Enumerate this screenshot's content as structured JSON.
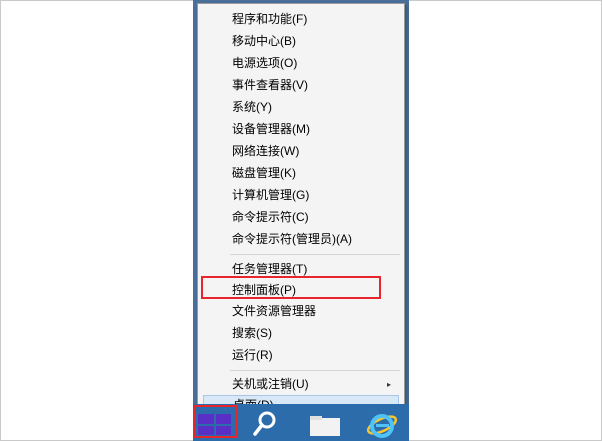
{
  "context_menu": {
    "items": [
      {
        "label": "程序和功能(F)"
      },
      {
        "label": "移动中心(B)"
      },
      {
        "label": "电源选项(O)"
      },
      {
        "label": "事件查看器(V)"
      },
      {
        "label": "系统(Y)"
      },
      {
        "label": "设备管理器(M)"
      },
      {
        "label": "网络连接(W)"
      },
      {
        "label": "磁盘管理(K)"
      },
      {
        "label": "计算机管理(G)"
      },
      {
        "label": "命令提示符(C)"
      },
      {
        "label": "命令提示符(管理员)(A)"
      },
      {
        "label": "任务管理器(T)"
      },
      {
        "label": "控制面板(P)"
      },
      {
        "label": "文件资源管理器"
      },
      {
        "label": "搜索(S)"
      },
      {
        "label": "运行(R)"
      },
      {
        "label": "关机或注销(U)"
      },
      {
        "label": "桌面(D)"
      }
    ],
    "submenu_arrow": "▸"
  },
  "taskbar": {
    "icons": [
      "windows-start-icon",
      "search-icon",
      "file-explorer-icon",
      "internet-explorer-icon"
    ]
  },
  "colors": {
    "highlight": "#e8242c",
    "taskbar": "#2d6cab",
    "start_logo": "#5a2fc8",
    "menu_bg": "#f4f4f4"
  }
}
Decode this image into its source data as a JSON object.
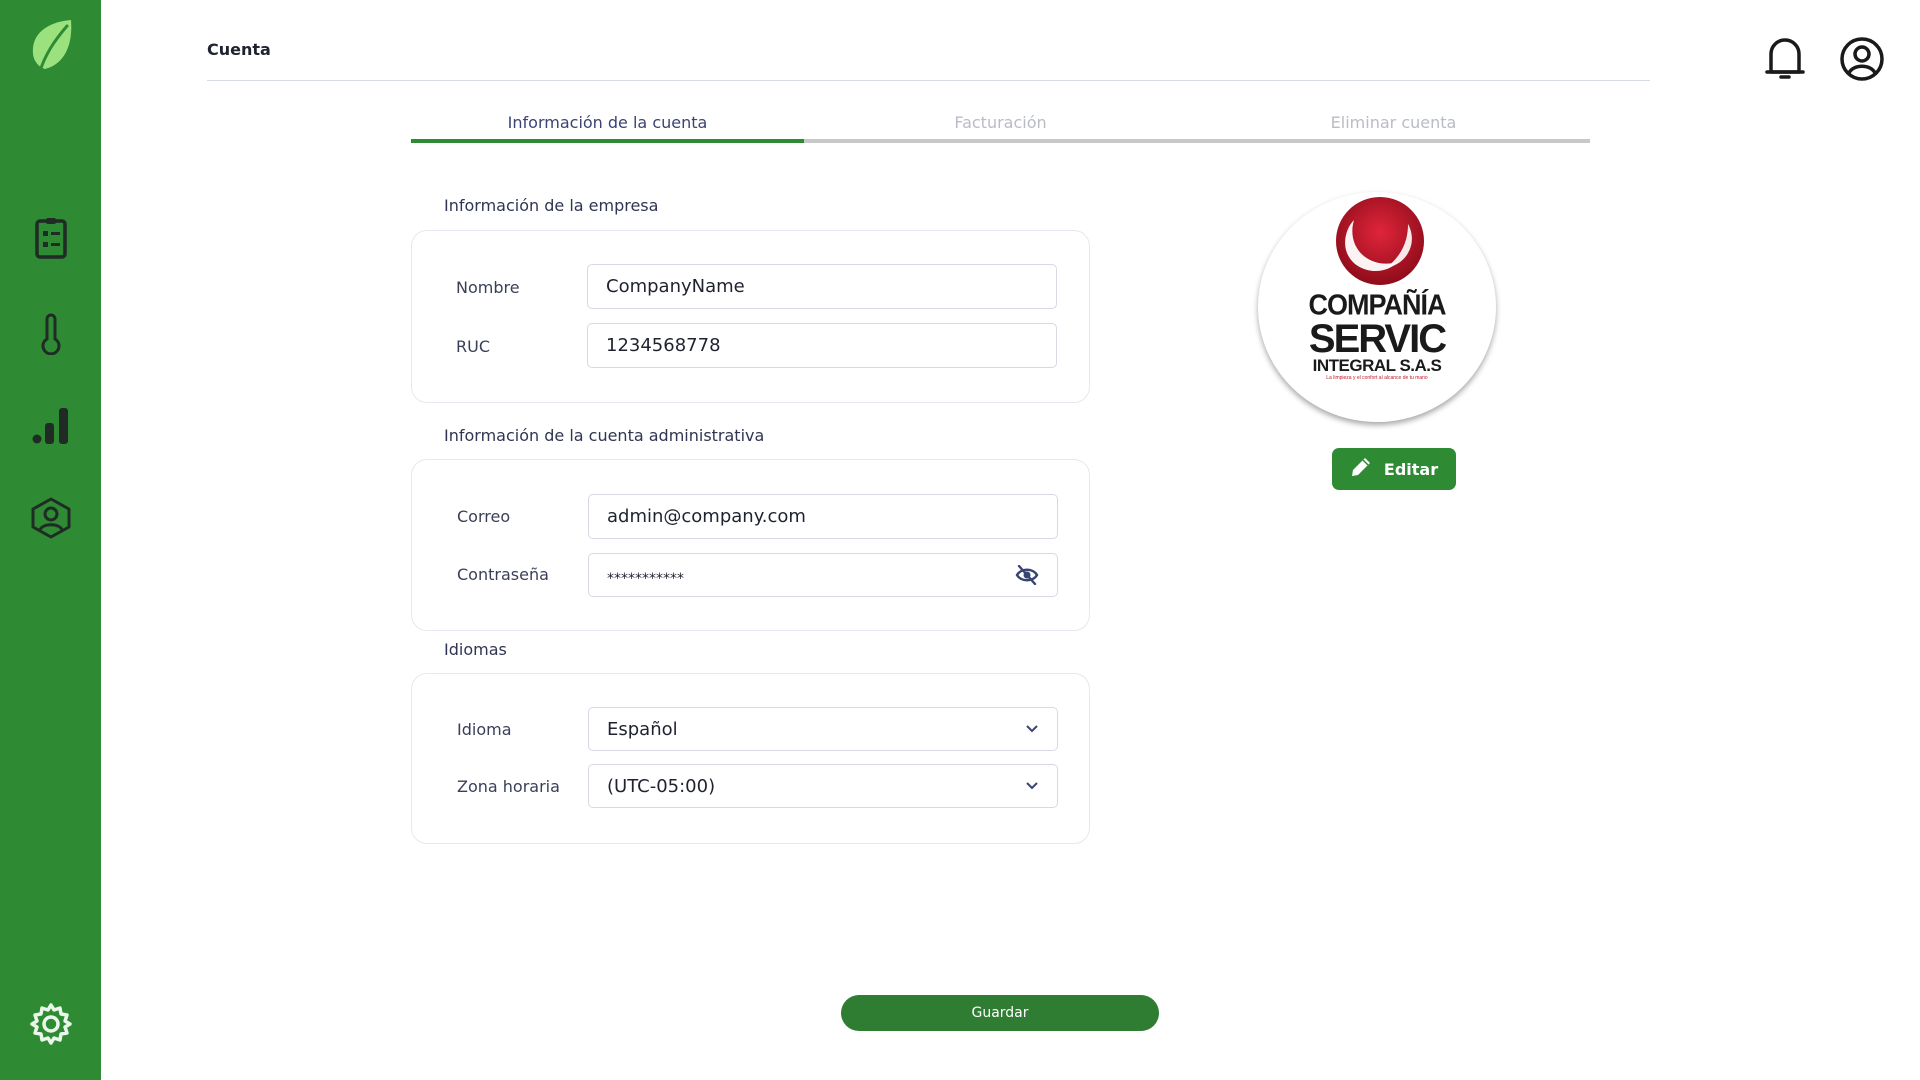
{
  "sidebar": {
    "logo_icon": "leaf-icon",
    "items": [
      {
        "id": "orders",
        "icon": "clipboard-checklist-icon"
      },
      {
        "id": "temperature",
        "icon": "thermometer-icon"
      },
      {
        "id": "statistics",
        "icon": "bar-chart-icon"
      },
      {
        "id": "profile",
        "icon": "user-badge-icon"
      }
    ],
    "settings_icon": "gear-icon",
    "background": "#2e8b34"
  },
  "header": {
    "title": "Cuenta",
    "notification_icon": "bell-icon",
    "user_icon": "user-circle-icon"
  },
  "tabs": [
    {
      "label": "Información de la cuenta",
      "active": true
    },
    {
      "label": "Facturación",
      "active": false
    },
    {
      "label": "Eliminar cuenta",
      "active": false
    }
  ],
  "company_section": {
    "title": "Información de la empresa",
    "name_label": "Nombre",
    "name_value": "CompanyName",
    "ruc_label": "RUC",
    "ruc_value": "1234568778"
  },
  "admin_section": {
    "title": "Información de la cuenta administrativa",
    "email_label": "Correo",
    "email_value": "admin@company.com",
    "password_label": "Contraseña",
    "password_value": "***********"
  },
  "language_section": {
    "title": "Idiomas",
    "language_label": "Idioma",
    "language_value": "Español",
    "timezone_label": "Zona horaria",
    "timezone_value": "(UTC-05:00)"
  },
  "company_logo": {
    "line1": "COMPAÑÍA",
    "line2": "SERVIC",
    "line3": "INTEGRAL S.A.S",
    "tagline": "La limpieza y el confort al alcance de tu mano"
  },
  "edit_button": {
    "label": "Editar"
  },
  "save_button": {
    "label": "Guardar"
  },
  "colors": {
    "primary": "#2e8b34",
    "active_tab_text": "#3a4473",
    "inactive_tab_text": "#b9bcc4"
  }
}
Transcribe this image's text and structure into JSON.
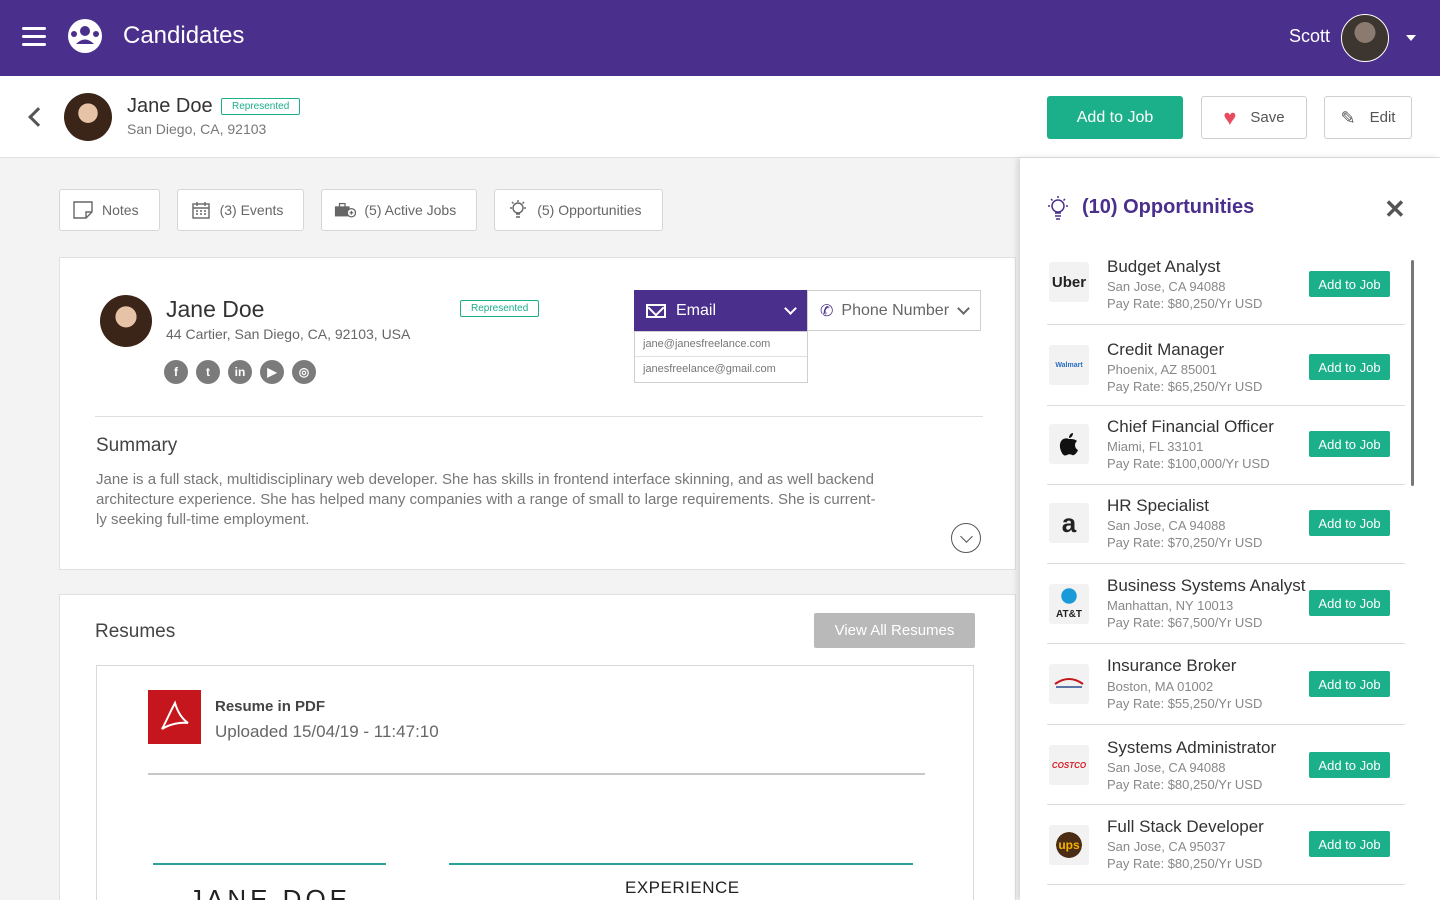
{
  "app": {
    "title": "Candidates",
    "user_name": "Scott"
  },
  "header": {
    "name": "Jane Doe",
    "badge": "Represented",
    "location": "San Diego, CA, 92103",
    "add_to_job": "Add to Job",
    "save": "Save",
    "edit": "Edit"
  },
  "tabs": [
    {
      "label": "Notes",
      "icon": "notes-icon"
    },
    {
      "label": "(3) Events",
      "icon": "calendar-icon"
    },
    {
      "label": "(5) Active Jobs",
      "icon": "briefcase-icon"
    },
    {
      "label": "(5) Opportunities",
      "icon": "lightbulb-icon"
    }
  ],
  "profile": {
    "name": "Jane Doe",
    "badge": "Represented",
    "address": "44 Cartier, San Diego, CA, 92103, USA",
    "socials": [
      {
        "name": "facebook-icon",
        "glyph": "f"
      },
      {
        "name": "twitter-icon",
        "glyph": "t"
      },
      {
        "name": "linkedin-icon",
        "glyph": "in"
      },
      {
        "name": "youtube-icon",
        "glyph": "▶"
      },
      {
        "name": "instagram-icon",
        "glyph": "◎"
      }
    ],
    "email_label": "Email",
    "phone_label": "Phone Number",
    "emails": [
      "jane@janesfreelance.com",
      "janesfreelance@gmail.com"
    ],
    "summary_title": "Summary",
    "summary_line1": "Jane is a full stack, multidisciplinary web developer. She has skills in frontend interface skinning, and as well backend",
    "summary_line2": "architecture experience. She has helped many companies with a range of small to large requirements. She is current-",
    "summary_line3": "ly seeking full-time employment."
  },
  "resumes": {
    "title": "Resumes",
    "view_all": "View All Resumes",
    "file_name": "Resume in PDF",
    "uploaded": "Uploaded 15/04/19 - 11:47:10",
    "doc_name": "JANE DOE",
    "doc_section": "EXPERIENCE"
  },
  "opportunities": {
    "title": "(10) Opportunities",
    "items": [
      {
        "company_logo": "Uber",
        "title": "Budget Analyst",
        "location": "San Jose, CA  94088",
        "rate": "Pay Rate: $80,250/Yr USD",
        "action": "Add to Job"
      },
      {
        "company_logo": "Walmart",
        "title": "Credit Manager",
        "location": "Phoenix, AZ  85001",
        "rate": "Pay Rate: $65,250/Yr USD",
        "action": "Add to Job"
      },
      {
        "company_logo": "",
        "title": "Chief Financial Officer",
        "location": "Miami, FL  33101",
        "rate": "Pay Rate: $100,000/Yr USD",
        "action": "Add to Job"
      },
      {
        "company_logo": "a",
        "title": "HR Specialist",
        "location": "San Jose, CA  94088",
        "rate": "Pay Rate: $70,250/Yr USD",
        "action": "Add to Job"
      },
      {
        "company_logo": "AT&T",
        "title": "Business Systems Analyst",
        "location": "Manhattan, NY  10013",
        "rate": "Pay Rate: $67,500/Yr USD",
        "action": "Add to Job"
      },
      {
        "company_logo": "",
        "title": "Insurance Broker",
        "location": "Boston, MA  01002",
        "rate": "Pay Rate: $55,250/Yr USD",
        "action": "Add to Job"
      },
      {
        "company_logo": "COSTCO",
        "title": "Systems Administrator",
        "location": "San Jose, CA  94088",
        "rate": "Pay Rate: $80,250/Yr USD",
        "action": "Add to Job"
      },
      {
        "company_logo": "ups",
        "title": "Full Stack Developer",
        "location": "San Jose, CA  95037",
        "rate": "Pay Rate: $80,250/Yr USD",
        "action": "Add to Job"
      }
    ]
  },
  "colors": {
    "brand": "#4a2f8c",
    "accent": "#1bb08a",
    "heart": "#e84a5f"
  }
}
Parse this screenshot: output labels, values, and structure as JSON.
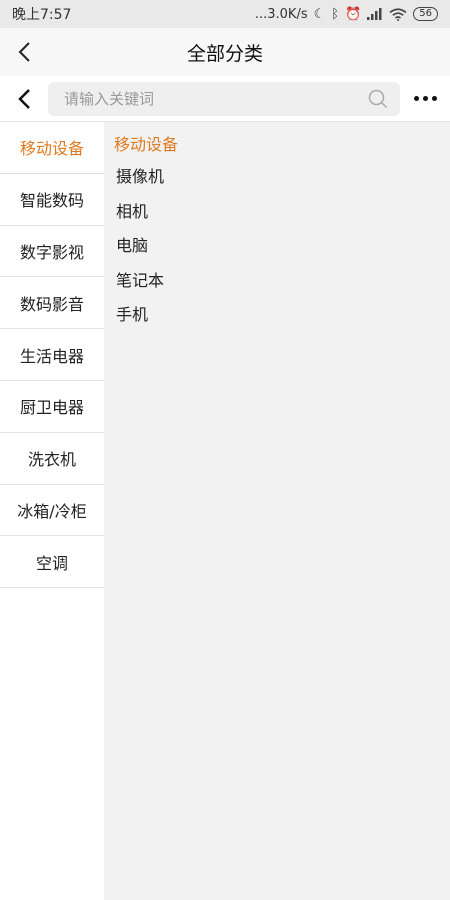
{
  "status_bar": {
    "time": "晚上7:57",
    "network_speed": "...3.0K/s",
    "battery": "56"
  },
  "header": {
    "title": "全部分类"
  },
  "search": {
    "placeholder": "请输入关键词"
  },
  "sidebar": {
    "items": [
      {
        "label": "移动设备",
        "active": true
      },
      {
        "label": "智能数码"
      },
      {
        "label": "数字影视"
      },
      {
        "label": "数码影音"
      },
      {
        "label": "生活电器"
      },
      {
        "label": "厨卫电器"
      },
      {
        "label": "洗衣机"
      },
      {
        "label": "冰箱/冷柜"
      },
      {
        "label": "空调"
      }
    ]
  },
  "panel": {
    "title": "移动设备",
    "items": [
      "摄像机",
      "相机",
      "电脑",
      "笔记本",
      "手机"
    ]
  },
  "colors": {
    "accent": "#e07a22",
    "panel_bg": "#f2f2f2"
  }
}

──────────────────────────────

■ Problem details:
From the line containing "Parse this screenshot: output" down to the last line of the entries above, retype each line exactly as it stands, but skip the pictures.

■ Finished task:
Parse this screenshot: output labels, values, and structure as JSON.
{
  "status_bar": {
    "time": "晚上7:57",
    "network_speed": "...3.0K/s",
    "battery": "56"
  },
  "header": {
    "title": "全部分类"
  },
  "search": {
    "placeholder": "请输入关键词"
  },
  "sidebar": {
    "items": [
      {
        "label": "移动设备",
        "active": true
      },
      {
        "label": "智能数码"
      },
      {
        "label": "数字影视"
      },
      {
        "label": "数码影音"
      },
      {
        "label": "生活电器"
      },
      {
        "label": "厨卫电器"
      },
      {
        "label": "洗衣机"
      },
      {
        "label": "冰箱/冷柜"
      },
      {
        "label": "空调"
      }
    ]
  },
  "panel": {
    "title": "移动设备",
    "items": [
      "摄像机",
      "相机",
      "电脑",
      "笔记本",
      "手机"
    ]
  },
  "colors": {
    "accent": "#e07a22",
    "panel_bg": "#f2f2f2"
  }
}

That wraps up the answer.